Great retaliatory depredations were committed by Hugh Breifneach and the Clann-Murtough upon Mulrony Mac Dermot. Donough Mac Donough was plundered by them, and many of the chiefs of his people were taken prisoners; others were killed and burned by them, and his Mac Donough's wife, the daughter of O'Flanagan, was killed.
Farrell Mac Dorcy died.
Finola, daughter of Manus O'Conor, and Una, daughter of Hugh, the son of Felim, died.
An army was led by Geoffrey O'Farrell to Dun-Uabhair, where Donnell, son of Hugh Oge O'Farrell, Hugh, son of Maelisa, and Godfrey, son of Murtough, were slain.
The castle of Bunfinne, including both its houses and corn stacks, was burned and plundered by Rory, son of Cathal, Hugh, son of Manus, and the people of Hugh Breifneach.
Hugh Breifneach O'Conor, the worthy heir to the kingdom of Connaught,
p.497was, by treachery and deceit, slain by Mac Quillin (i.e. Johnock), who was on bonaght with him. It was for a bribe that Mac Quillin did this.
Twenty tuns of wine were washed ashore in Magh-Cedne.

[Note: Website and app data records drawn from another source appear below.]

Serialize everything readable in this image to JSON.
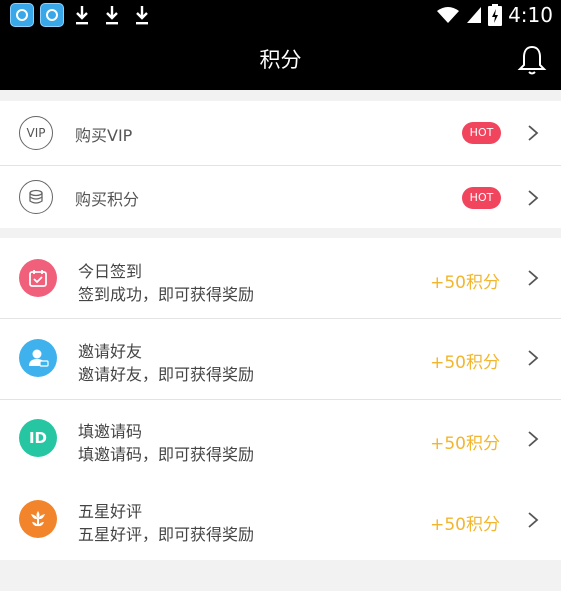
{
  "status_bar": {
    "time": "4:10"
  },
  "header": {
    "title": "积分"
  },
  "purchase_items": [
    {
      "icon_text": "VIP",
      "label": "购买VIP",
      "badge": "HOT"
    },
    {
      "icon_text": "",
      "label": "购买积分",
      "badge": "HOT"
    }
  ],
  "tasks": [
    {
      "icon": "calendar-icon",
      "color": "#f0607a",
      "title": "今日签到",
      "subtitle": "签到成功，即可获得奖励",
      "reward": "+50积分"
    },
    {
      "icon": "invite-friend-icon",
      "color": "#3fb1ec",
      "title": "邀请好友",
      "subtitle": "邀请好友，即可获得奖励",
      "reward": "+50积分"
    },
    {
      "icon": "id-icon",
      "color": "#26c6a3",
      "icon_text": "ID",
      "title": "填邀请码",
      "subtitle": "填邀请码，即可获得奖励",
      "reward": "+50积分"
    },
    {
      "icon": "flower-icon",
      "color": "#f2842b",
      "title": "五星好评",
      "subtitle": "五星好评，即可获得奖励",
      "reward": "+50积分"
    }
  ]
}
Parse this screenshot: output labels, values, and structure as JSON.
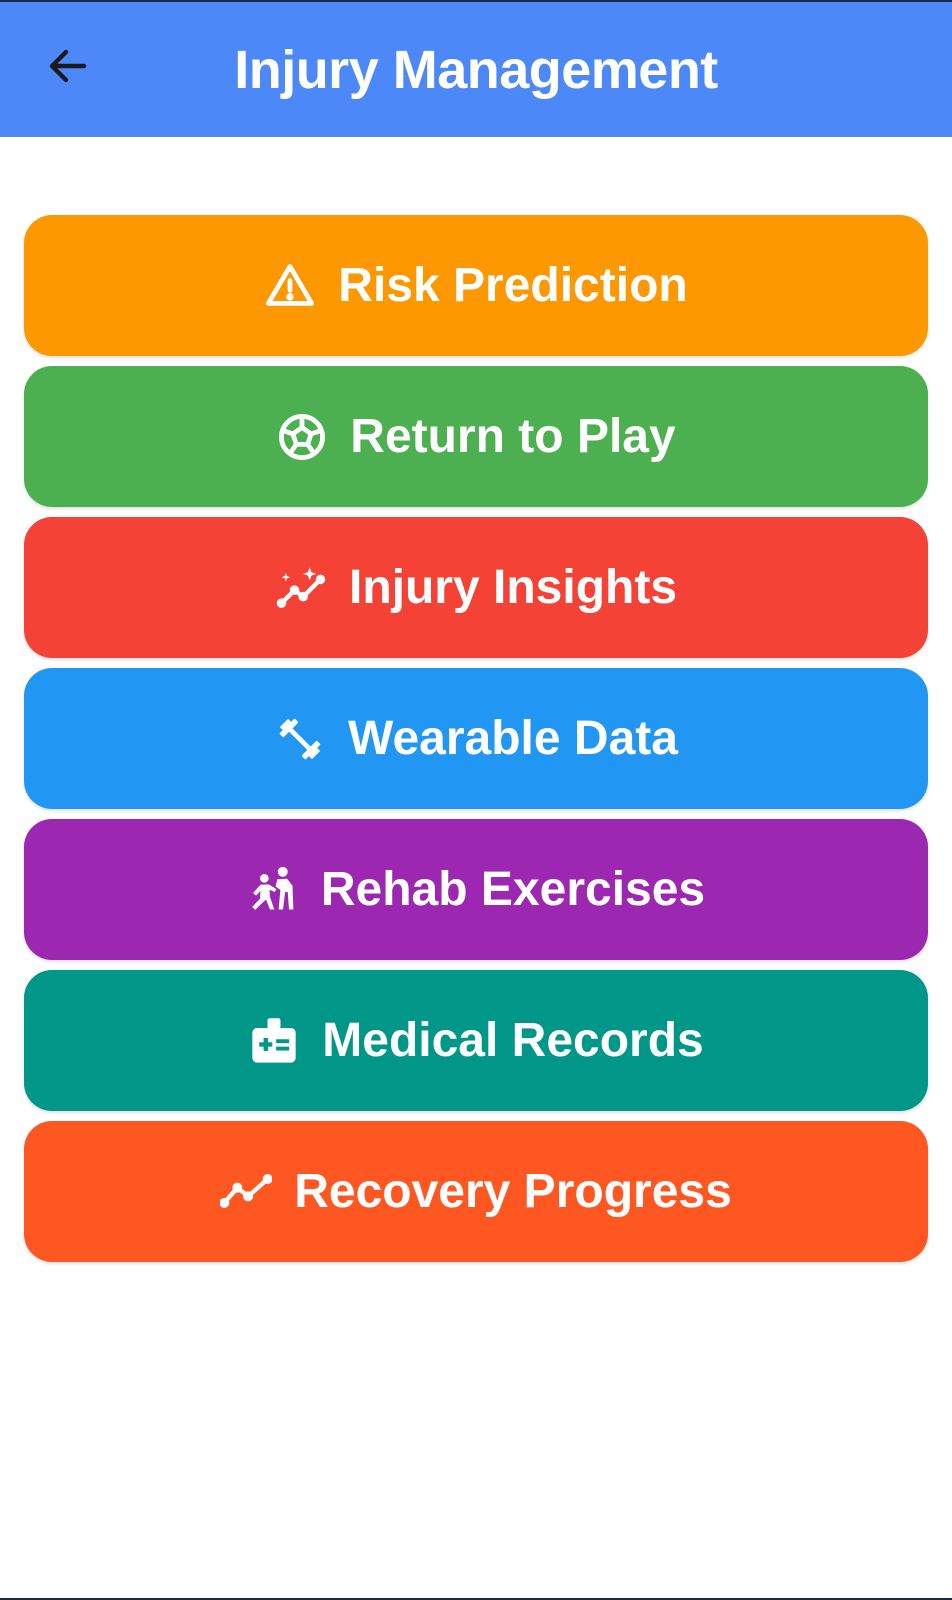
{
  "app_bar": {
    "title": "Injury Management",
    "back_icon": "arrow-left-icon",
    "background": "#4c88f7"
  },
  "menu": {
    "items": [
      {
        "label": "Risk Prediction",
        "icon": "warning-triangle-icon",
        "color": "#fe9800"
      },
      {
        "label": "Return to Play",
        "icon": "soccer-ball-icon",
        "color": "#4caf50"
      },
      {
        "label": "Injury Insights",
        "icon": "sparkle-trend-icon",
        "color": "#f44336"
      },
      {
        "label": "Wearable Data",
        "icon": "dumbbell-icon",
        "color": "#2196f3"
      },
      {
        "label": "Rehab Exercises",
        "icon": "assisting-person-icon",
        "color": "#9c27b0"
      },
      {
        "label": "Medical Records",
        "icon": "medical-kit-icon",
        "color": "#009688"
      },
      {
        "label": "Recovery Progress",
        "icon": "trend-line-icon",
        "color": "#ff5722"
      }
    ]
  }
}
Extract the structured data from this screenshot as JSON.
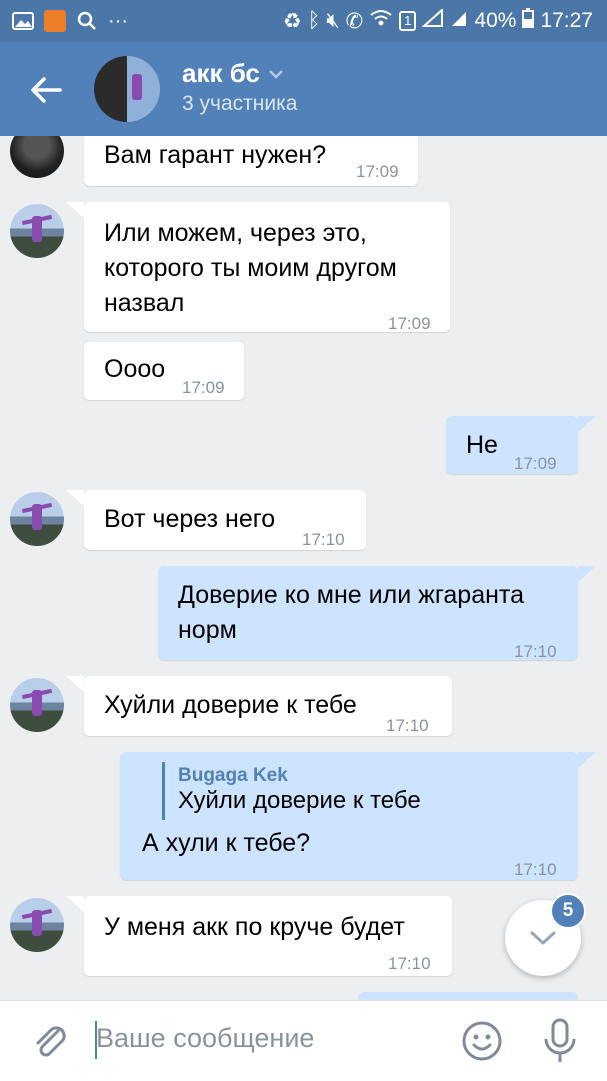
{
  "status_bar": {
    "battery_percent": "40%",
    "time": "17:27",
    "sim_badge": "1",
    "dots": "···"
  },
  "header": {
    "title": "акк бс",
    "subtitle": "3 участника"
  },
  "messages": [
    {
      "text": "Вам гарант нужен?",
      "time": "17:09"
    },
    {
      "text": "Или можем, через это, которого ты моим другом назвал",
      "time": "17:09"
    },
    {
      "text": "Оооо",
      "time": "17:09"
    },
    {
      "text": "Не",
      "time": "17:09"
    },
    {
      "text": "Вот через него",
      "time": "17:10"
    },
    {
      "text": "Доверие ко мне или жгаранта норм",
      "time": "17:10"
    },
    {
      "text": "Хуйли доверие к тебе",
      "time": "17:10"
    },
    {
      "reply_author": "Bugaga Kek",
      "reply_text": "Хуйли доверие к тебе",
      "text": "А хули к тебе?",
      "time": "17:10"
    },
    {
      "text": "У меня акк по круче будет",
      "time": "17:10"
    }
  ],
  "scroll_down": {
    "unread_count": "5"
  },
  "composer": {
    "placeholder": "Ваше сообщение"
  },
  "colors": {
    "header": "#5181b8",
    "status_bar": "#4a76a8",
    "outgoing_bubble": "#cce4ff",
    "background": "#edeef0"
  }
}
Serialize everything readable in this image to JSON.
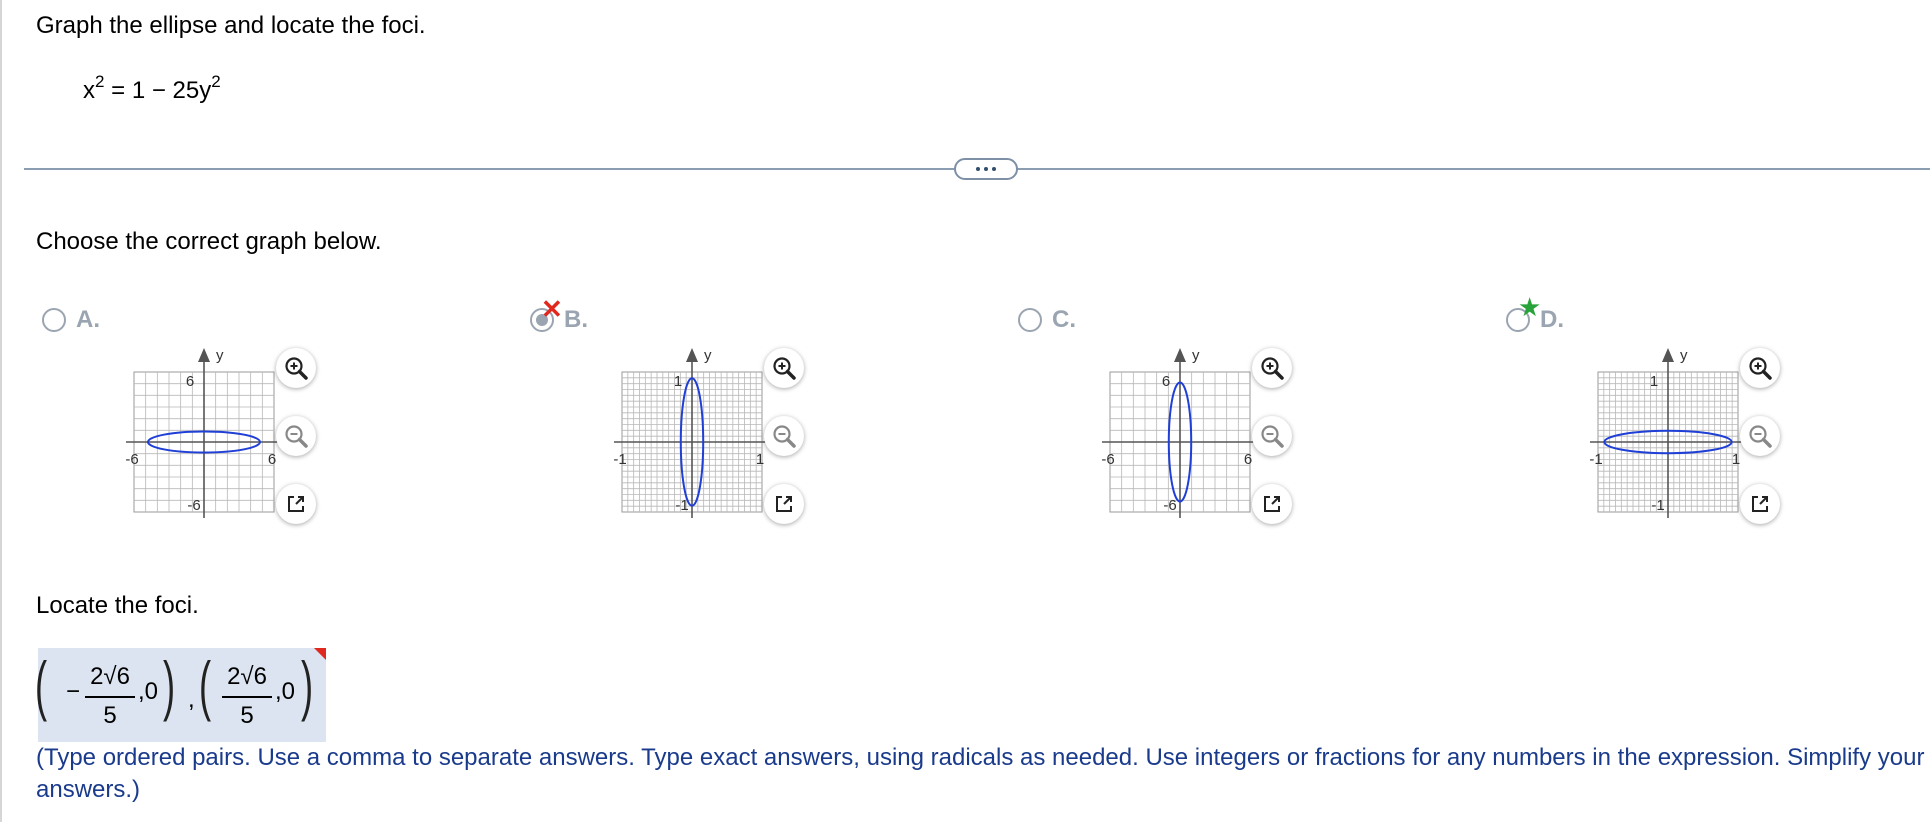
{
  "question": {
    "title": "Graph the ellipse and locate the foci.",
    "equation": {
      "lhs": "x",
      "exp1": "2",
      "rhs": "= 1 − 25y",
      "exp2": "2"
    }
  },
  "prompt": "Choose the correct graph below.",
  "options": [
    {
      "label": "A.",
      "state": "unselected",
      "tick_top": "6",
      "tick_bottom": "-6",
      "tick_left": "-6",
      "tick_right": "6",
      "axis_x": "x",
      "axis_y": "y"
    },
    {
      "label": "B.",
      "state": "selected-incorrect",
      "tick_top": "1",
      "tick_bottom": "-1",
      "tick_left": "-1",
      "tick_right": "1",
      "axis_x": "x",
      "axis_y": "y"
    },
    {
      "label": "C.",
      "state": "unselected",
      "tick_top": "6",
      "tick_bottom": "-6",
      "tick_left": "-6",
      "tick_right": "6",
      "axis_x": "x",
      "axis_y": "y"
    },
    {
      "label": "D.",
      "state": "correct",
      "tick_top": "1",
      "tick_bottom": "-1",
      "tick_left": "-1",
      "tick_right": "1",
      "axis_x": "x",
      "axis_y": "y"
    }
  ],
  "foci_section": {
    "heading": "Locate the foci.",
    "answer": {
      "minus": "−",
      "num1": "2√6",
      "den1": "5",
      "sep1": ",0",
      "comma": ",",
      "num2": "2√6",
      "den2": "5",
      "sep2": ",0"
    },
    "instructions": "(Type ordered pairs. Use a comma to separate answers.  Type exact answers, using radicals as needed. Use integers or fractions for any numbers in the expression. Simplify your answers.)"
  },
  "colors": {
    "ellipse": "#1f3fd6",
    "wrong_mark": "#e0281e",
    "correct_star": "#27a33a",
    "instruction_text": "#1a3b8c"
  },
  "icons": [
    "zoom-in-icon",
    "zoom-out-icon",
    "external-link-icon",
    "more-options-icon"
  ]
}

The castle of Sligo was erected by the Red Earl.
Felim, the son of Hugh, son of Owen O'Conor, assumed the place of his father.
Cormac O'Flanagan, Chief of Tuathratha, was slain by Henry Mac Gillafinnen, Chief of Muintir Feódacháin.
Magrath Maguire, Tanist of Fermanagh, and Donn Mac Gilla-Michil, Chief of Clann-Conghaile, were burned by Roolv Mac Mahon.
THE AGE OF CHRIST, 1311. The Age of Christ, one thousand three hundred eleven.
Donnell O'Rourke, Lord of Breifny, died.
A great depredation was committed in Connaught by the Clann-Murtough O'Conor, on which occasion Gilchreest, son of Maurice, who was son of Donough Mac Dermot; Hugh, son of Cormac, son of Donough, son of Tomaltagh Mac Dermot; William Mac Giolla-Arraith; and many others besides, were slain by them.
A great army was led by William Burke into Munster, against Clarus De Clare, and a battle was fought, in which Clarus was defeated. William Burke pursued the routed enemy with great bravery, until the people of Clarus closed around him, and took him prisoner. He was, however, victorious in the battle.
Teige O'Hanly was slain by Jordan de Exeter.
A great war broke out in Thomond. Donough Mac Namara and his adherents (i.e. the inhabitants of the cantred of Hy-Caisin) gave battle to O'Brien and the men of Munster; but Mac Namara was defeated, and he himself and Donnell O'Grady, Lord of Kinel-Dungaile, were slain on the battle field; and both armies suffered immense slaughter.
Donough O'Brien, King of Munster, and a materies for a monarch of Ireland for his hospitality and achievements, was treacherously slain by Murrough, son of Mahon O'Brien; and Murtough was elected in his place.
Loughlin Reagh O'Dea was slain by Mahon, the son of Donnell Connaghtagh O'Brien.
Johnock Mac Quillin slew Gruidelach at Ballytoberbride, where he himself was immediately after killed, in revenge of it; and it was with the same short axe with which he had killed Hugh Breifneach O'Conor that he was killed himself.
A depredation was committed by Felim O'Conor, King of Connaught, upon the Clann Murtough, on the border of Magh Cedne, where Melaghlin, son of Conor, popularly called Ceann an Medhil, and many others, were slain.
Dermot Cleireach O'Brien died.
Donnell O'Beirne, Chief of Tir Briuin, and Gilla Isa O'Daly, an ollav in poetry, died.